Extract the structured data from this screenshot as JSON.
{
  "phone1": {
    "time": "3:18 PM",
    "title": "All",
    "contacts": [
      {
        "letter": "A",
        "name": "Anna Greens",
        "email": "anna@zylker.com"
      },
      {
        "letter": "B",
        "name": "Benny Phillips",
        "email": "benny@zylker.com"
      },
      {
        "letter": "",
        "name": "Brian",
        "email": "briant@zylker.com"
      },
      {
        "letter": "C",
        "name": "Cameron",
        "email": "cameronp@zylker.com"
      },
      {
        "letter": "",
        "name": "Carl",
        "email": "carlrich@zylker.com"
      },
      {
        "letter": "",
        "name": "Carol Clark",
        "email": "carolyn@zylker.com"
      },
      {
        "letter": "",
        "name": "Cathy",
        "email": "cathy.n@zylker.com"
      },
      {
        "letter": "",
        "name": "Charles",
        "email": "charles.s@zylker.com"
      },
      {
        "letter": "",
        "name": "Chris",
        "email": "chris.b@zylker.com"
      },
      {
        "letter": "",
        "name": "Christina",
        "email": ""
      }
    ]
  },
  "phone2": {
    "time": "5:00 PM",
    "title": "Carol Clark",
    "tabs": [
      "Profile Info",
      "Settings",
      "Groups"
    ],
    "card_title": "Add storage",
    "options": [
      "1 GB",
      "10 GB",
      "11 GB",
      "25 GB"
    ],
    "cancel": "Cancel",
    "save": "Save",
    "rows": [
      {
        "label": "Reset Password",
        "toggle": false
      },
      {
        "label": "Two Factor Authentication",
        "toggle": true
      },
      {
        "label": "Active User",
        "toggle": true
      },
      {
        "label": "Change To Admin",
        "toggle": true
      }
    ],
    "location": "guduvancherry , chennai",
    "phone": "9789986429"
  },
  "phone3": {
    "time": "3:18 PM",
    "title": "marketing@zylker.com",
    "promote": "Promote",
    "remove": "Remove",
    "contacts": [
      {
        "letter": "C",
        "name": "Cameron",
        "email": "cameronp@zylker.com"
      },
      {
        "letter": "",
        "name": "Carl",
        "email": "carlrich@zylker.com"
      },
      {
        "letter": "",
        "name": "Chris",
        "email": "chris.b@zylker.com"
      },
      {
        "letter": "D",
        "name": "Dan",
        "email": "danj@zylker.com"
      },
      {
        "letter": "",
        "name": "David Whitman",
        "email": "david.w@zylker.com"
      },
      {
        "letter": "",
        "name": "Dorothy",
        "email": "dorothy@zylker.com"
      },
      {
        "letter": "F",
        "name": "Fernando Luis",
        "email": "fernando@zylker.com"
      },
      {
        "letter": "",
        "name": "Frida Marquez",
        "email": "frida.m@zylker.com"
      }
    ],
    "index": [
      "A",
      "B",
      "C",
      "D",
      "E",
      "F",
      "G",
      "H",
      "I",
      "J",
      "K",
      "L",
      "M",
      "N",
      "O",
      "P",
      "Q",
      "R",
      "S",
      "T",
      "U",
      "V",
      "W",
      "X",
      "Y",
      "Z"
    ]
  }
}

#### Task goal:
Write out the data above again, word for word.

#### Exercise answer:
Extract the structured data from this screenshot as JSON.
{
  "phone1": {
    "time": "3:18 PM",
    "title": "All",
    "contacts": [
      {
        "letter": "A",
        "name": "Anna Greens",
        "email": "anna@zylker.com"
      },
      {
        "letter": "B",
        "name": "Benny Phillips",
        "email": "benny@zylker.com"
      },
      {
        "letter": "",
        "name": "Brian",
        "email": "briant@zylker.com"
      },
      {
        "letter": "C",
        "name": "Cameron",
        "email": "cameronp@zylker.com"
      },
      {
        "letter": "",
        "name": "Carl",
        "email": "carlrich@zylker.com"
      },
      {
        "letter": "",
        "name": "Carol Clark",
        "email": "carolyn@zylker.com"
      },
      {
        "letter": "",
        "name": "Cathy",
        "email": "cathy.n@zylker.com"
      },
      {
        "letter": "",
        "name": "Charles",
        "email": "charles.s@zylker.com"
      },
      {
        "letter": "",
        "name": "Chris",
        "email": "chris.b@zylker.com"
      },
      {
        "letter": "",
        "name": "Christina",
        "email": ""
      }
    ]
  },
  "phone2": {
    "time": "5:00 PM",
    "title": "Carol Clark",
    "tabs": [
      "Profile Info",
      "Settings",
      "Groups"
    ],
    "card_title": "Add storage",
    "options": [
      "1 GB",
      "10 GB",
      "11 GB",
      "25 GB"
    ],
    "cancel": "Cancel",
    "save": "Save",
    "rows": [
      {
        "label": "Reset Password",
        "toggle": false
      },
      {
        "label": "Two Factor Authentication",
        "toggle": true
      },
      {
        "label": "Active User",
        "toggle": true
      },
      {
        "label": "Change To Admin",
        "toggle": true
      }
    ],
    "location": "guduvancherry , chennai",
    "phone": "9789986429"
  },
  "phone3": {
    "time": "3:18 PM",
    "title": "marketing@zylker.com",
    "promote": "Promote",
    "remove": "Remove",
    "contacts": [
      {
        "letter": "C",
        "name": "Cameron",
        "email": "cameronp@zylker.com"
      },
      {
        "letter": "",
        "name": "Carl",
        "email": "carlrich@zylker.com"
      },
      {
        "letter": "",
        "name": "Chris",
        "email": "chris.b@zylker.com"
      },
      {
        "letter": "D",
        "name": "Dan",
        "email": "danj@zylker.com"
      },
      {
        "letter": "",
        "name": "David Whitman",
        "email": "david.w@zylker.com"
      },
      {
        "letter": "",
        "name": "Dorothy",
        "email": "dorothy@zylker.com"
      },
      {
        "letter": "F",
        "name": "Fernando Luis",
        "email": "fernando@zylker.com"
      },
      {
        "letter": "",
        "name": "Frida Marquez",
        "email": "frida.m@zylker.com"
      }
    ],
    "index": [
      "A",
      "B",
      "C",
      "D",
      "E",
      "F",
      "G",
      "H",
      "I",
      "J",
      "K",
      "L",
      "M",
      "N",
      "O",
      "P",
      "Q",
      "R",
      "S",
      "T",
      "U",
      "V",
      "W",
      "X",
      "Y",
      "Z"
    ]
  }
}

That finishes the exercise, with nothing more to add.